“Attorney General Tim Fox did just that on the Waters rule this month.
“In the bigger picture, states need to do a better job communicating that we do a good job protecting the environment. Montana has clean water laws on the books. Our farmers and ranchers have a legacy of protecting the land they work. Quite frankly, the EPA has a pretty awful record in the state so I am not sure who thinks they will do a better job than Montanans.”
9. Given the recent drop in oil prices and the lack of a single active drilling rig in Montana, should the state continue to look at the Bakken as an important driver of future economic growth?
“Rig counts give a flawed view of the economic activity on the Montana side of the Bakken. The rigs will come back, barring new onerous regulations, but where Montana has thrived is in small business creation in the area. Plenty of service related businesses have popped up and that is why the Bakken leads the state in income growth.
“I also remember, being a Sidney kid, when the boom first hit around 2005 that people said it would only last a year or two. Well, we are a decade in and still going strong.”
10. Another major issue that did not get resolved during the 2015 legislative session was increased infrastructure spending, which is much needed in oil affected communities in Easter Montana. Gov. Bullock wanted to borrow for a large scale infrastructure bill, while Republicans wanted to pay cash for a more focused bill. How should Montana handle infrastructure needs, particularly in the oil patch?
“These towns need help; however, most knew a bonding bill was not the right vehicle, especially not the bonding bill presented to the legislature. That bill contained some help for Eastern Montana, but it was really about constructing new government buildings in Helena and Bozeman.
“I think the right thing to do going forward is to reduce the state share of production taxes to divert some of the money to impacted cities and towns. If the Legislature takes another crack at helping these communities they need to do it on a cash-only basis and only for the impacted communities.”
11. Finally, can we expect to see MPI take a more prominent and vocal role Montana public policy debates going into the 2016 elections?

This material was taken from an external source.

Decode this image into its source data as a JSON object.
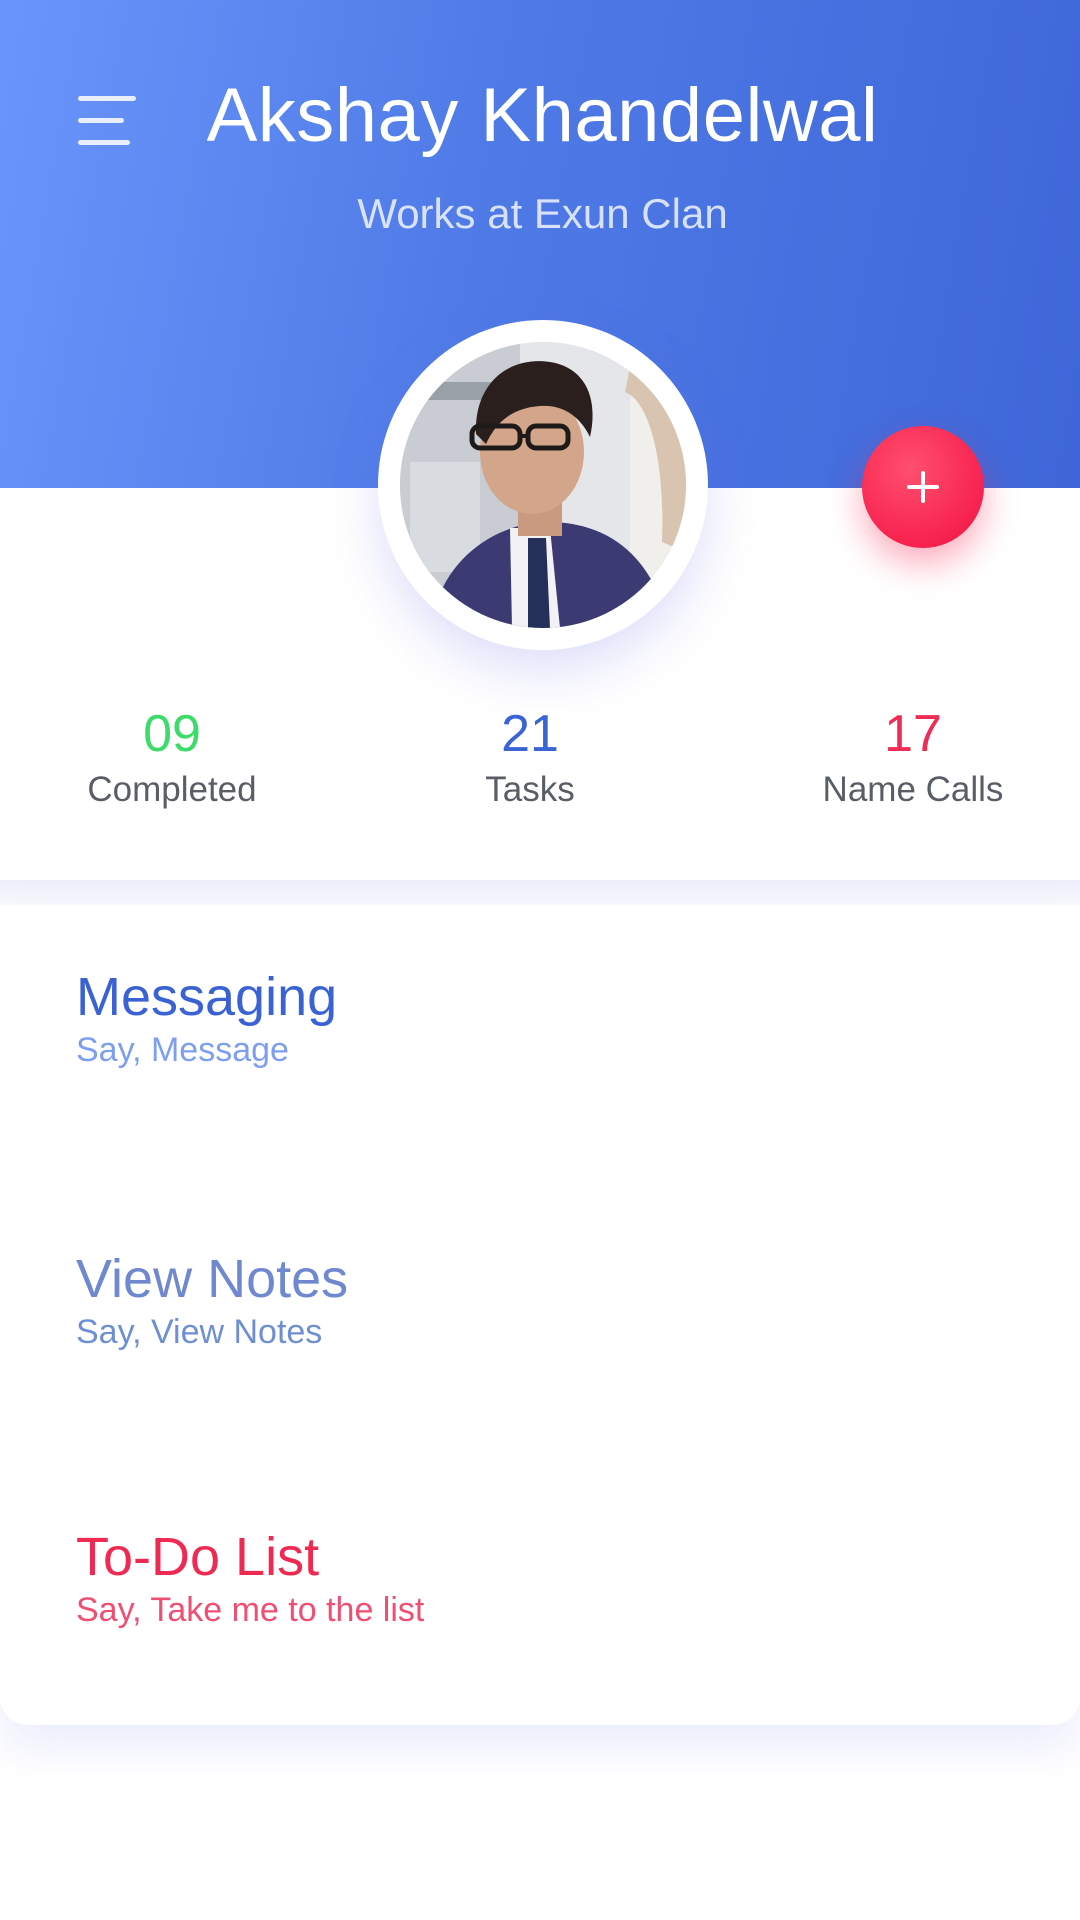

“MPI, as a (C)3, does not engage directly or indirectly in candidate elections. Montana Policy Institute will provide the intellectual ammunition for Montana citizens and decision makers to better argue for state policy options that respect our citizens’ freedoms, that force the bureaucracy to act responsibly, and that unshackle Montana’s economy from a government that’s too big, too powerful, and too condescending.”
Media Trackers Montana is a conservative non-profit, non-partisan organization dedicated to promoting accountability in the media and government. Read more at mediatrackers.org/montana. Follow Media Trackers on Twitter @mediatrackersmt.